But ethereum’s debate over lost funds wasn’t the only reason for attendees in Curacao to discuss the network. Another reason highlighted by the paper was governance, as most of the major code changes are still written by ethereum creator Vitalik Buterin himself.
“He stands out from the rest,” said Azouvi.
The findings aren’t exactly surprising, as this has been a point of contention for some time, whereby many believe Buterin has too much power over the network for it to truly be called a decentralized blockchain.
Even developer Jason Teutsch, who created ethereum scaling protocol TrueBit, joked that Buterin can be counted on to take care of everything when asked about governance. Although, on a more serious note, he argued the recent debates just showcase how hard governance can be in general, saying there’s often no way to make everyone happy.
Teutsch told CoinDesk:
“It’s a hard problem. It happens in every governance system. Every time something changes, someone is unhappy.”
Not that unusual
Yet, even though governance seems more centralized than people might expect from projects that cherish decentralization, the UCL researchers note this isn’t so unusual.
For instance, ethereum and bitcoin development have similar levels of participation as other open-source projects, such as programming languages Clojure and Rust.
“It’s not that different, though, even though the community is focused on decentralization. They all behave quite similarly,” she said.
Plus, the paper concedes that “measuring levels of centralization by looking at the code or by looking at specific sources” is inherently limited.
Along these lines, researchers from IC3 argued during the conference that there are also technical ways to measure how decentralized a cryptocurrency project is.
In particular, they looked at how long it takes blocks to propagate across the network how and geographically distributed nodes are, determining that ethereum outperforms bitcoin on both these fronts.
And one audience member added yet another angle, noting that decentralization of the cryptocurrency’s economy is also an important factor that was being missed in the research presented at the conference.
The right to vote
But with interest in the decentralization of cryptocurrency networks on the rise, one might think solutions were also being considered.

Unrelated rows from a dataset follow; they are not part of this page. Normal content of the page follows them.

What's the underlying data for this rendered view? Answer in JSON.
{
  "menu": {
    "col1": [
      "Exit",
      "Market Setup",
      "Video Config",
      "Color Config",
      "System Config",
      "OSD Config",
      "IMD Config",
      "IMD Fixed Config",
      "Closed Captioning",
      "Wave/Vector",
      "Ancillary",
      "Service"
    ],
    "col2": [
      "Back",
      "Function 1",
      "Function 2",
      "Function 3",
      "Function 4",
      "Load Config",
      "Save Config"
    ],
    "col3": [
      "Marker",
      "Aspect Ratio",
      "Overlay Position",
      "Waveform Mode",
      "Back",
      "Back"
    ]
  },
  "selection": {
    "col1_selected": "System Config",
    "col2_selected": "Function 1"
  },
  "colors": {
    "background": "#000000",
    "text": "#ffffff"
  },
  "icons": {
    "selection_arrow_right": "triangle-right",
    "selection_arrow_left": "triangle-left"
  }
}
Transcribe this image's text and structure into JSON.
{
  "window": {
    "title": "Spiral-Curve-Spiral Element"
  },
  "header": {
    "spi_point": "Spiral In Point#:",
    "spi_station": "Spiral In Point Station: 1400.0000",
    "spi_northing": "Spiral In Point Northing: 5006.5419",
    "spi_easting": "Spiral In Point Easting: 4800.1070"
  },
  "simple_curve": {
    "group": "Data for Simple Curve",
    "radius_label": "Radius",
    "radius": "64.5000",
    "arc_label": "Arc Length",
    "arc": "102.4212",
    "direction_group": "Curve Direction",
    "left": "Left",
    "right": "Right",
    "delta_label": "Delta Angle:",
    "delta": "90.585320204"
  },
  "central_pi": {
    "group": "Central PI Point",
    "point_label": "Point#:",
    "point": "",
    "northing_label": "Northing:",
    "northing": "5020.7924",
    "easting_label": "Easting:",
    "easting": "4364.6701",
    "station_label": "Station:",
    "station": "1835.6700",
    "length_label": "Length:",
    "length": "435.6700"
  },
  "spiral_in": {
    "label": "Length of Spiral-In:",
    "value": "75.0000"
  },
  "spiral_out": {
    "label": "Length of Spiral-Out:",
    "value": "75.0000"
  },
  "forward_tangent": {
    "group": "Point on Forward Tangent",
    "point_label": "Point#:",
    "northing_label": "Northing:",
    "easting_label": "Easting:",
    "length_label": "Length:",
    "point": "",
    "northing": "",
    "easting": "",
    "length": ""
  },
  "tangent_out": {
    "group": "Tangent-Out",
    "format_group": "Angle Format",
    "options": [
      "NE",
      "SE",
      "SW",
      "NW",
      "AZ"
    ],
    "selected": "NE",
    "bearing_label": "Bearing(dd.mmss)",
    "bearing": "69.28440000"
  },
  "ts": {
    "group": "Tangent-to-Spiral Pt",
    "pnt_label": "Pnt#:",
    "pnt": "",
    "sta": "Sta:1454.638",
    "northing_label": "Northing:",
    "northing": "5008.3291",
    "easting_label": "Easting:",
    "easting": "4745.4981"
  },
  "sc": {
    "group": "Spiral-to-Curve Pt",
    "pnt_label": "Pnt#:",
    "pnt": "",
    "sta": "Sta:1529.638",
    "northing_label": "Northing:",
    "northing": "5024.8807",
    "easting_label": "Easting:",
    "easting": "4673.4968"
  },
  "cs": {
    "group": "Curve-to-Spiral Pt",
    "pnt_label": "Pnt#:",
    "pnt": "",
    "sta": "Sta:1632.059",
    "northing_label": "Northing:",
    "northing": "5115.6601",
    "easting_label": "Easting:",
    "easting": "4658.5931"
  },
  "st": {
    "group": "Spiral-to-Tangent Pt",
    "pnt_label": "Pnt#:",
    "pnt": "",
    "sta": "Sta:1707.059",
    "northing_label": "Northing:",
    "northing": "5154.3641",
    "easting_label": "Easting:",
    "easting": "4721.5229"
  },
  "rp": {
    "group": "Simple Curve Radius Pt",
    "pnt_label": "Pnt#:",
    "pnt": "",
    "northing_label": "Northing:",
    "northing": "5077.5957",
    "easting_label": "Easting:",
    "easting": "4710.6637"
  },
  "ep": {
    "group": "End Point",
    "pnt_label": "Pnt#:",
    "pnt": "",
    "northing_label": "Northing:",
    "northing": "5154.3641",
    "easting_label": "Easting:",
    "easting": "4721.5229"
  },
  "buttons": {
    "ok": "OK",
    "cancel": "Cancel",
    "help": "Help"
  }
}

Yet, researchers and developers at the conference were largely neutral on issues facing ethereum and bitcoin, saying they wanted to steer clear of the politics surrounding the decision-making on the protocols.
“I don’t want to take a political position. I’m interested in technical solutions, but I’m not going to take sides,” Teutsch said about ethereum’s recent debates in particular, then pointing to better voting mechanisms as a possible way to deal with contentious debates.
Azouvi seemed to shy away from taking a position also, saying, “We don’t propose a new system. We count how many people are doing what.”
Although, she continued, echoing what Teutsch said: “[Ethereum] could benefit from having a more formal governance model. It’s difficult because even if you want to have a more formal way of decision-making, it’s hard to decide who writes it. Then there’s the question of who gets to vote.”
“They could try to make sure everyone who’s able to is able to have their vote,” she suggested.
Still, Azouvi noted voting opens up a whole new can of worms:
“Voting itself is a hard problem. It’s non-trivial.”